Freshman Composition Unable to Teach Everything in 15 Weeks; Video at 11


Submitted by syntaxfactory on March 22, 2012 - 9:44pm


From the Chronicle:
http://chronicle.com/article/Freshman-Composition-Is-Not/131278/?key=QTh...

March 21, 2012
Freshman Composition Is Not Teaching Key Skills in Analysis, Researchers Argue
By Dan Berrett
Students in first-semester composition classes are routinely assigned to write a research paper, but this exercise rarely succeeds because they do not yet grasp how to analyze their sources, say the chief researchers of a multi-institutional study of college students' citations.

 

The Value of First Year Writing by John Duffy


Submitted by syntaxfactory on March 16, 2012 - 6:20am


http://www.insidehighered.com/views/2012/03/16/essay-value-first-year-wr...
Virtuous Arguments
March 16, 2012 - 3:00am
By John Duffy

 

CCCarnival: Geoff Sirc's "Resisting Entropy"


Submitted by Jim Brown on March 1, 2012 - 9:00am

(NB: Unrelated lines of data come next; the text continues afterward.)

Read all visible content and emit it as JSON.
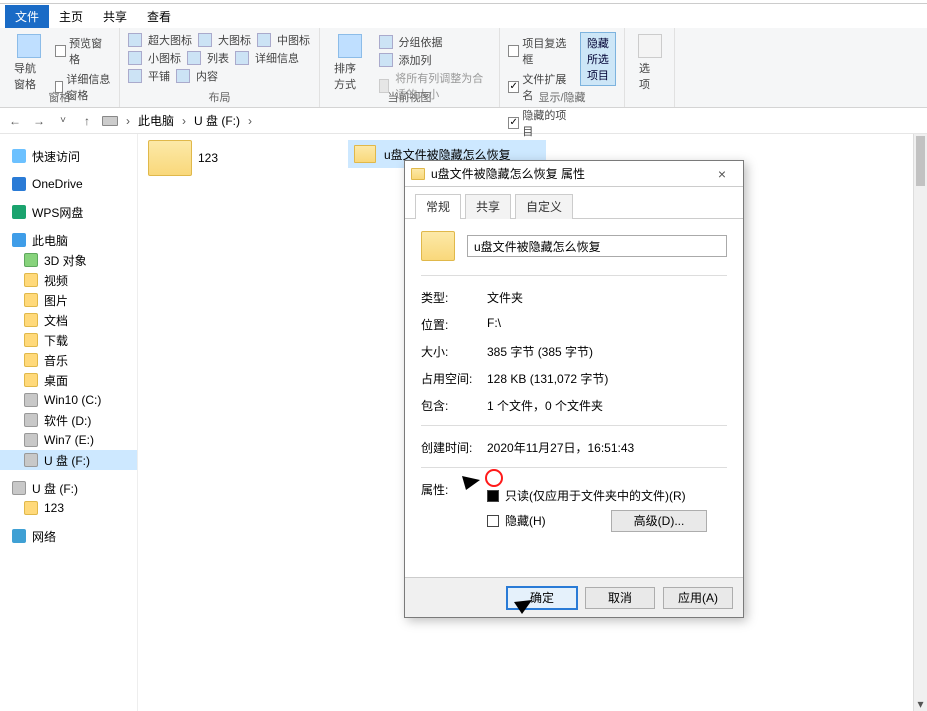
{
  "ribbon_tabs": {
    "file": "文件",
    "home": "主页",
    "share": "共享",
    "view": "查看"
  },
  "ribbon": {
    "panes": {
      "nav": "导航窗格",
      "preview_chk": "预览窗格",
      "details_chk": "详细信息窗格",
      "group_label": "窗格"
    },
    "layout": {
      "xl_icons": "超大图标",
      "l_icons": "大图标",
      "m_icons": "中图标",
      "s_icons": "小图标",
      "list": "列表",
      "details": "详细信息",
      "tiles": "平铺",
      "content": "内容",
      "group_label": "布局"
    },
    "view": {
      "sort": "排序方式",
      "groupby": "分组依据",
      "addcol": "添加列",
      "autosize": "将所有列调整为合适的大小",
      "group_label": "当前视图"
    },
    "showhide": {
      "item_chk": "项目复选框",
      "ext_chk": "文件扩展名",
      "hidden_chk": "隐藏的项目",
      "hide_btn_l1": "隐藏",
      "hide_btn_l2": "所选项目",
      "group_label": "显示/隐藏"
    },
    "options": "选项"
  },
  "breadcrumb": {
    "pc": "此电脑",
    "drive": "U 盘 (F:)"
  },
  "sidebar": {
    "quick": "快速访问",
    "onedrive": "OneDrive",
    "wps": "WPS网盘",
    "thispc": "此电脑",
    "obj3d": "3D 对象",
    "video": "视频",
    "pic": "图片",
    "doc": "文档",
    "dl": "下载",
    "music": "音乐",
    "desktop": "桌面",
    "win10": "Win10 (C:)",
    "soft": "软件 (D:)",
    "win7": "Win7 (E:)",
    "udrive": "U 盘 (F:)",
    "udrive2": "U 盘 (F:)",
    "folder123": "123",
    "network": "网络"
  },
  "files": {
    "f1": "123",
    "f2": "u盘文件被隐藏怎么恢复"
  },
  "dialog": {
    "title": "u盘文件被隐藏怎么恢复 属性",
    "tabs": {
      "general": "常规",
      "share": "共享",
      "custom": "自定义"
    },
    "name_value": "u盘文件被隐藏怎么恢复",
    "rows": {
      "type_l": "类型:",
      "type_v": "文件夹",
      "loc_l": "位置:",
      "loc_v": "F:\\",
      "size_l": "大小:",
      "size_v": "385 字节 (385 字节)",
      "disk_l": "占用空间:",
      "disk_v": "128 KB (131,072 字节)",
      "contains_l": "包含:",
      "contains_v": "1 个文件，0 个文件夹",
      "created_l": "创建时间:",
      "created_v": "2020年11月27日，16:51:43",
      "attr_l": "属性:"
    },
    "attrs": {
      "readonly": "只读(仅应用于文件夹中的文件)(R)",
      "hidden": "隐藏(H)",
      "advanced": "高级(D)..."
    },
    "buttons": {
      "ok": "确定",
      "cancel": "取消",
      "apply": "应用(A)"
    }
  }
}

I thought the Blogora might be interested in a distributed blog conversation happening about Geoff Sirc's recently published College Composition and Communication review essay, "Resisting Entropy." This is a CCCarnival (a tradition that I think was started by either Collin Brooke or Derek Mueller...I can't remember which), but the idea is that bloggers respond to a piece in CCC. The organizer typically aggregates entries in one place.

 

The Most Wonderful Time of the Year....


Submitted by John W. Pell on December 2, 2011 - 1:54pm


For those of us who teach writing-intensive courses the end of the semester/quarter can certainly be exhausting and frustrating, but also incredibly rewarding. Last night, while returning to my office after a day of student conferences, I found myself making mental notes about the drafts I had been reading and discussing all day.

 

First things First


Submitted by Maxwell on September 8, 2010 - 3:08pm


Thank you for the wonderful welcome David. I truly appreciate the opportunity to explore my ideas and collaborate with the other bloggers and readers at the Blogora. I am in a fortunate place, engaging with some great minds in Rhetoric, but a place that I don't fully understand. I was accepted to a Rhetoric & Composition program housed in an English Department, now I'm blogging at the home of the RSA while immersing myself in the theory and practice of Composition pedagogy.